* **Requirement**
Copy each line below that has "price".

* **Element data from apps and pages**
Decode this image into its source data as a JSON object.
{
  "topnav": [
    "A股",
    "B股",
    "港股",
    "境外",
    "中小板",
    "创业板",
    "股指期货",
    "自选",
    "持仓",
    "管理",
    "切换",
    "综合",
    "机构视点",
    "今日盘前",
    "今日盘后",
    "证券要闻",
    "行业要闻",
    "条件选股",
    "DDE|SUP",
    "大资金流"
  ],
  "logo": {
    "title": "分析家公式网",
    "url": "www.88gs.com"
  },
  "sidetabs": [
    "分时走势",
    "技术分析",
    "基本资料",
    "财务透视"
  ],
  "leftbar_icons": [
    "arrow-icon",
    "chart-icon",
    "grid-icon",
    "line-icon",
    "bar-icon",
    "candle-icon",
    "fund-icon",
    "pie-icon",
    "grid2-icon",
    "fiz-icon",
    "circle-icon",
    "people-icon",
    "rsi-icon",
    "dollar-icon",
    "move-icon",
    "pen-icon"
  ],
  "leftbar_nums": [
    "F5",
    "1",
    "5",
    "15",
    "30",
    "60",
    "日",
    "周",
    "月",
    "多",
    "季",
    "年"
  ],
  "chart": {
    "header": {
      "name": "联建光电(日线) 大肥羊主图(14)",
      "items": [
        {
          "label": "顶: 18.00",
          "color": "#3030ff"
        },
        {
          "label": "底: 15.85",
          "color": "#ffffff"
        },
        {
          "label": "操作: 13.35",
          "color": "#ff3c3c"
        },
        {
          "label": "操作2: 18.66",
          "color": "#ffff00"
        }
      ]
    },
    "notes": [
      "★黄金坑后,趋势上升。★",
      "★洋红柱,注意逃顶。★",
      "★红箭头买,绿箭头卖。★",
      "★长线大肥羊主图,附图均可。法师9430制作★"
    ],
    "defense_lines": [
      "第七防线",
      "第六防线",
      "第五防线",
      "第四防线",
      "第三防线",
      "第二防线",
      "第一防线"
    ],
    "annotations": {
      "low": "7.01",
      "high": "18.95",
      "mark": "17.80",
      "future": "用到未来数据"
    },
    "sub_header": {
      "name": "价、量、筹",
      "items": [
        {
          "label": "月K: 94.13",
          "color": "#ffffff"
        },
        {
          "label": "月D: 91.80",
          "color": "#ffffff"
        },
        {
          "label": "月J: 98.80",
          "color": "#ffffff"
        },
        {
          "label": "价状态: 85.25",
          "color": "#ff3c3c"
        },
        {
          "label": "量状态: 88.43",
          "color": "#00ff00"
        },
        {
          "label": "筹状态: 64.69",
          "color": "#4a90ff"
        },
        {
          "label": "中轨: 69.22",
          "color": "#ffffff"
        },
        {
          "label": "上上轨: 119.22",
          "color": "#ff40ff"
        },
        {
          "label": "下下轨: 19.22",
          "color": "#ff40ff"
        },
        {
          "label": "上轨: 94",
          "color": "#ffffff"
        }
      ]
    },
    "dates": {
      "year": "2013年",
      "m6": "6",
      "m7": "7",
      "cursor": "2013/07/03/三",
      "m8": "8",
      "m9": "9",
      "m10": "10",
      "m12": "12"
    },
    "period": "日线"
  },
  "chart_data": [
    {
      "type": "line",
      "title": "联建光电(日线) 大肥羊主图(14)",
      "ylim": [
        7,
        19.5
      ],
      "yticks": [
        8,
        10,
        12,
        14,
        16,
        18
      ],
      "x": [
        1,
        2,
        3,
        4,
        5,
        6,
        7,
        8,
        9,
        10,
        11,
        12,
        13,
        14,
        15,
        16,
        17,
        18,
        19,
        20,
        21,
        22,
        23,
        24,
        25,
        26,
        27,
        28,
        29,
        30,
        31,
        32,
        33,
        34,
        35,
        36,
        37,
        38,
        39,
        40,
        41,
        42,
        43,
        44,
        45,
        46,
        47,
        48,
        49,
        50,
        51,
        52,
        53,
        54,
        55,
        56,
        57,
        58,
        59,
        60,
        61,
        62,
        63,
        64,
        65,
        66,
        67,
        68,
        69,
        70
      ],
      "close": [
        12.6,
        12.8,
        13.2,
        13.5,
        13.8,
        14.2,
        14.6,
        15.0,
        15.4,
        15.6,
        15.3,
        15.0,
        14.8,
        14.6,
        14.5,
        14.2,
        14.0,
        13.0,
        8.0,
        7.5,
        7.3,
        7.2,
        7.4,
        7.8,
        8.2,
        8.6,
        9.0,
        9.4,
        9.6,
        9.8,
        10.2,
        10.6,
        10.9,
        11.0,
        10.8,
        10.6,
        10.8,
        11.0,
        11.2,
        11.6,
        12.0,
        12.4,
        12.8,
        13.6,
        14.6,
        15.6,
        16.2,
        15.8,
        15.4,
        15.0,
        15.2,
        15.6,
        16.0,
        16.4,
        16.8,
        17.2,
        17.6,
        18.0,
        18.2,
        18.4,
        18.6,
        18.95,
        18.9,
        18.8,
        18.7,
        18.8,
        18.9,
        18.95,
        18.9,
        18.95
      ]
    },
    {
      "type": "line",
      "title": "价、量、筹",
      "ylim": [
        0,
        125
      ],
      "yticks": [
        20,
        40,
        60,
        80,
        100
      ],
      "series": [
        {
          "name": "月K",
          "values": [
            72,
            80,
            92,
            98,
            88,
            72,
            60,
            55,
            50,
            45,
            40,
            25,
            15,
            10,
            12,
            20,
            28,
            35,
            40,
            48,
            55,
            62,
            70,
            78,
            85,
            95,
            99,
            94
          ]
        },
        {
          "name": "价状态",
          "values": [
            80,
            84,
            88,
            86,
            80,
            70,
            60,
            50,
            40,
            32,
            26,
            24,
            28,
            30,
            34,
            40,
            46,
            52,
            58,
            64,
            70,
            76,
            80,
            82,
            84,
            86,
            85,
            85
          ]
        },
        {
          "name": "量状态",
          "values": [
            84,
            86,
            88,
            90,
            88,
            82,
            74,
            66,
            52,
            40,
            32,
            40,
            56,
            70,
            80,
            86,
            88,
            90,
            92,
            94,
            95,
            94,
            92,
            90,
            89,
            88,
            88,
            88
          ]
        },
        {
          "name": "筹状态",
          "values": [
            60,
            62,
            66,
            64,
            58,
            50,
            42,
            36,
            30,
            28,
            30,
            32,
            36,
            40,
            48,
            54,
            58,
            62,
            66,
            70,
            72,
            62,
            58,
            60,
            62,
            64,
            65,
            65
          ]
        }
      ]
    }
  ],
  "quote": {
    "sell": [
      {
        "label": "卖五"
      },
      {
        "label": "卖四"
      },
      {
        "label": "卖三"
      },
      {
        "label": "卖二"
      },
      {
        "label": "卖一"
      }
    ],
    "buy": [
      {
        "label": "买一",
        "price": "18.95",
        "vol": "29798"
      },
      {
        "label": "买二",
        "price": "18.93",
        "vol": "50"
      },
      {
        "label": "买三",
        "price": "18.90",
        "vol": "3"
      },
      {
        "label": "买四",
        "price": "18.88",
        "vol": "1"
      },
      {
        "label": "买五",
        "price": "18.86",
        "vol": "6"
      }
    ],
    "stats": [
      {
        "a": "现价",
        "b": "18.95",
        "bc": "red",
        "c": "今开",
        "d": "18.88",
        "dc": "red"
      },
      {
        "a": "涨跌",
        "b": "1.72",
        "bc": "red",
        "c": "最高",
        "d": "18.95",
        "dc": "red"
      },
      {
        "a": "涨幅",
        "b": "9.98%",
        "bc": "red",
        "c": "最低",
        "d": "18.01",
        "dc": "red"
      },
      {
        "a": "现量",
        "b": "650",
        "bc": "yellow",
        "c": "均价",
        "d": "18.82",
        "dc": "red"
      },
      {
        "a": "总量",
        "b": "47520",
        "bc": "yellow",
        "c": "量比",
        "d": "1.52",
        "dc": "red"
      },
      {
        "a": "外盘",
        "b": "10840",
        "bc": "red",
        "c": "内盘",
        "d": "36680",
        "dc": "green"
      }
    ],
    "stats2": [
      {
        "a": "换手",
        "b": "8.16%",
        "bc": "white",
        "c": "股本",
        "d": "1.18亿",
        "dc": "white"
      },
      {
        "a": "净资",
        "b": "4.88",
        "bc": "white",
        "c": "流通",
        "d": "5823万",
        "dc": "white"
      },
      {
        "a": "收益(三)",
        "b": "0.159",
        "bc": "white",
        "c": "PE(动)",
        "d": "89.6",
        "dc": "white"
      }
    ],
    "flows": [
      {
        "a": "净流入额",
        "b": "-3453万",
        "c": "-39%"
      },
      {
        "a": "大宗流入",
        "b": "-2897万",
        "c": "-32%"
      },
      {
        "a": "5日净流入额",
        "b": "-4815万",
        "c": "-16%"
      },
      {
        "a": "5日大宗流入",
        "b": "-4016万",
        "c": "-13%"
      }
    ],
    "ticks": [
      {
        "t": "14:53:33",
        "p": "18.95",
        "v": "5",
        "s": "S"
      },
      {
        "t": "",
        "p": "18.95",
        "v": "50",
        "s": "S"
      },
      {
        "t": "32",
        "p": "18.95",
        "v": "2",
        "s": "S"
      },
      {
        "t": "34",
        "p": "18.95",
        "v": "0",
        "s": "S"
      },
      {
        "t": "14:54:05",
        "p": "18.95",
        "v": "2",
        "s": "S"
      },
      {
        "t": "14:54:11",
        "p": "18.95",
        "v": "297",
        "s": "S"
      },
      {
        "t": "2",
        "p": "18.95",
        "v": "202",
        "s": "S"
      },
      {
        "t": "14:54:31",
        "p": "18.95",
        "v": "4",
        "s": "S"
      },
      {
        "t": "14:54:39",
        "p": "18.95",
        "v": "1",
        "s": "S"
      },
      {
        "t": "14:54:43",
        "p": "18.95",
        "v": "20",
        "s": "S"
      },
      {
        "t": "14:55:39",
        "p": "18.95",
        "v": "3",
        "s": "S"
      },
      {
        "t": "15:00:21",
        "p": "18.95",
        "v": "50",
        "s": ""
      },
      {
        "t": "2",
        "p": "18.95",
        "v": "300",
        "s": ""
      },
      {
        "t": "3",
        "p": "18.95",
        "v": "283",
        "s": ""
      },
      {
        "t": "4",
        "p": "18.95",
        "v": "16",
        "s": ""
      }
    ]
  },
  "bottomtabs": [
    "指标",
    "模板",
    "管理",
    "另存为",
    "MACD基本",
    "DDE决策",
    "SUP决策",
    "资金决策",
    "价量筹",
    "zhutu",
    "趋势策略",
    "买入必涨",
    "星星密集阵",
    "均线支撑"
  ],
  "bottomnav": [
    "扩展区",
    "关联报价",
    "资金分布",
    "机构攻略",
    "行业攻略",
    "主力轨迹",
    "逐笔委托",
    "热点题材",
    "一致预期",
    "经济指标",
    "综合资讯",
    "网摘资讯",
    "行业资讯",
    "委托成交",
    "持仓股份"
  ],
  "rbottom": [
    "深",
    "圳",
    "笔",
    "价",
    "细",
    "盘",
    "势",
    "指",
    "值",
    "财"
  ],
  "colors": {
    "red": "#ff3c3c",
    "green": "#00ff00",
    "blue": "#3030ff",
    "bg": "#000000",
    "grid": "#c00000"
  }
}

* **Completed exercise**
        "price": "18.95",
        "price": "18.93",
        "price": "18.90",
        "price": "18.88",
        "price": "18.86",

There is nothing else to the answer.